In retrospect, it shouldn’t have been a surprise. We had gone to my aunt’s house to see my Nana just two weeks ago. My mom told me that I should say goodbye, but I couldn’t. I didn’t want to. The Nana I saw lying on the bed, surrounded by tubes and an oxygen mask, wasn’t the Nana I knew who laughed when she beat me in Go Fish. I couldn’t say goodbye because the Nana I knew was already gone.
She told us on November 2.
We were in the living room and my mom looked over at my brother and me. I looked into her face, really looked into it, and I knew what was coming. I knew something had happened, and my brain made the connection that my heart wouldn’t believe. She told us that Nana had died. She started crying before she could say anything else. I started crying before I could say anything. But it didn’t cross my mind to ask her when it had happened.
It didn’t occur to me that she could or would hide something so important.

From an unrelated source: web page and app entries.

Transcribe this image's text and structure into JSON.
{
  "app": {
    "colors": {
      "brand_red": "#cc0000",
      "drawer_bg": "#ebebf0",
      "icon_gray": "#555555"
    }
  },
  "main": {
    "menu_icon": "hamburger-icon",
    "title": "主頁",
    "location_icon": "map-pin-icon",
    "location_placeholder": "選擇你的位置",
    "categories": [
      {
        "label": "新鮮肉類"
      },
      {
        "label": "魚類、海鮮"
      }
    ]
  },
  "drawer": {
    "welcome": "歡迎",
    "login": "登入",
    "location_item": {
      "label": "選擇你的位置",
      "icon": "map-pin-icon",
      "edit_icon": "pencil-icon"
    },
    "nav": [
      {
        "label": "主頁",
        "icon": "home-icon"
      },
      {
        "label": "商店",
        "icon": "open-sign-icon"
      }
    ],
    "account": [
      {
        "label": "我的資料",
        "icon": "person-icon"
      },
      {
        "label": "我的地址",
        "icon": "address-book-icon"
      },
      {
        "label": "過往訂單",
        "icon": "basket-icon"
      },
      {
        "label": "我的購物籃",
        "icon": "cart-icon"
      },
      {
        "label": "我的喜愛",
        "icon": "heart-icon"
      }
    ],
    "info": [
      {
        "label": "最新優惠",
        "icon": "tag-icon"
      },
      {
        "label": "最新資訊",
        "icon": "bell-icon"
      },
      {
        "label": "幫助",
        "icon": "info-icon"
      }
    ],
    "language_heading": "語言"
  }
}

I didn’t learn until later that day that my Nana had died two days ago. And I hadn’t even noticed. This was my first real experience with death. I had expected something to happen. Something to mark the passing of my Nana.
But I couldn’t bring myself to be angry with my mom.
I understood, even if I didn’t like it, why she had withheld that information. I knew that I would have been a mess and I would have hated Halloween. I knew that she needed her time as well. She needed a few uninterrupted days to mourn on her own before she could deal with my grief.
Which left me angry with myself.
I wanted to be strong enough to handle the truth. I couldn’t bear the sympathy cards and the neighbors with their smiles. I needed someone to sit with me and say, “Your Nana died. It sucks, but it happened. It’s ok to be sad, even angry, but that doesn’t change anything.” I just needed the truth. I just needed someone to trust me enough to tell me the truth.